Then a study by Ruby et al., had three groups of exercisers do a ten-week training program of running, or cycling, or a mixture of both. Their results found that all groups improved VO2 max. (The oxygen processing ability of the body) similarly. So, this study showed that at least a combined cross-training program achieves similar fitness to sports specific training. Cross Training
Another study (Millet et al), looked at cross-training effects in elite triathletes. It concluded that a certain amount of cross-transfer training occurs between cycling and running, but not with swimming.
One of the most promising studies to validate cross-training, conducted by Mutton et al., looked at the effects of running four days/week compared with a combined cycling (2 days/week) and running (2 days/week) schedule, for a total of four days/week, over a five week training program.
The results for both groups were almost identical, both groups improving VO2 max significantly, and reducing their 5 km run times by 7% (running only) and 8% (running/cycling). This showed that augmenting a running program with cycling showed no decrease in performance over a running only program.

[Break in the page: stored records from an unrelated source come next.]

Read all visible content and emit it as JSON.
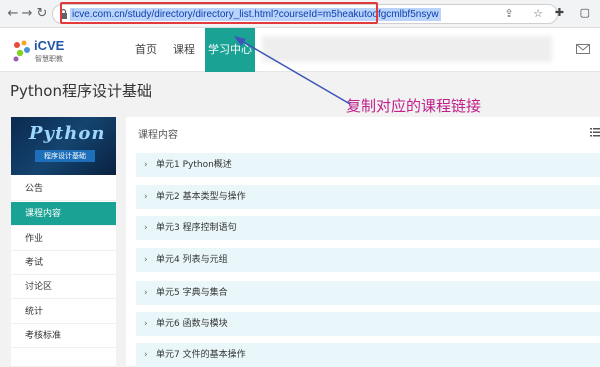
{
  "browser": {
    "back_icon": "←",
    "forward_icon": "→",
    "refresh_icon": "↻",
    "url": "icve.com.cn/study/directory/directory_list.html?courseId=m5heakutoofgcmlbf5nsyw",
    "addr_icons": "⇪ ☆",
    "ext_icons": "✚ ▢"
  },
  "site": {
    "logo_text": "iCVE",
    "logo_sub": "智慧职教",
    "nav": [
      {
        "label": "首页"
      },
      {
        "label": "课程"
      },
      {
        "label": "学习中心"
      }
    ]
  },
  "course": {
    "title": "Python程序设计基础",
    "cover_title": "Python",
    "cover_sub": "程序设计基础"
  },
  "annotation": {
    "text": "复制对应的课程链接",
    "color": "#c0208a"
  },
  "sidebar": {
    "items": [
      {
        "label": "公告"
      },
      {
        "label": "课程内容"
      },
      {
        "label": "作业"
      },
      {
        "label": "考试"
      },
      {
        "label": "讨论区"
      },
      {
        "label": "统计"
      },
      {
        "label": "考核标准"
      }
    ]
  },
  "main": {
    "heading": "课程内容",
    "units": [
      {
        "label": "单元1 Python概述"
      },
      {
        "label": "单元2 基本类型与操作"
      },
      {
        "label": "单元3 程序控制语句"
      },
      {
        "label": "单元4 列表与元组"
      },
      {
        "label": "单元5 字典与集合"
      },
      {
        "label": "单元6 函数与模块"
      },
      {
        "label": "单元7 文件的基本操作"
      }
    ]
  },
  "colors": {
    "accent": "#1aa294",
    "highlight_box": "#e23a3a",
    "arrow": "#3d56b8"
  }
}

Another cycling/running study at the university of Toledo found similar results, when 10 well-trained runners (who averaged 30-35 miles/week), added 3 cycling workouts per week to their existing training schedules, for 6 weeks. The workouts were all high intensity, such as 5-minute interval efforts, 150-second and 75-second high intensity bursts, and a longer duration workout of 50 minutes at 80% of maximal heart rate. Another group of runners added three similar running workouts to their training schedule.
After 6 weeks the running/cycling group times came down by almost 30 seconds, from 18:16 to 17:48, or 3%, which was almost the same as the running only group’s average. The conclusions were that adding extra running sessions was no better than adding extra cycling sessions.
A California State University study also used two groups of runners for a study on cross training. A running only group and a cycling only group performed a 9-week training program. At the end of the training both groups performed the same in running tests. Cross Training
An interesting study in 2003 found triathletes who cycled at a fast cadence reduced their 2-mile times by 7% on average. The implications are that cycling at a faster speed cadence similar to running improves running performance. The researchers theorize that the neuromuscular effects of fast cycling transfer to running, if done at a similar cadence.
A review by Tanaka concluded that there is clearly some transfer of training effects, (VO2 max.), from cycling to running. This is most noticeable when running is the main cross-training method. Swimming however, has minimal effects on running or cycling. Perhaps, after all, the specificity principle isn’t as significant as many coaches and exercise scientists have long believed.
At the very least, it appears that certain activities preserve and maintain running fitness while the runner is doing less, or even no, running. This in itself could be a reason for the runner to cross-train. Cross Training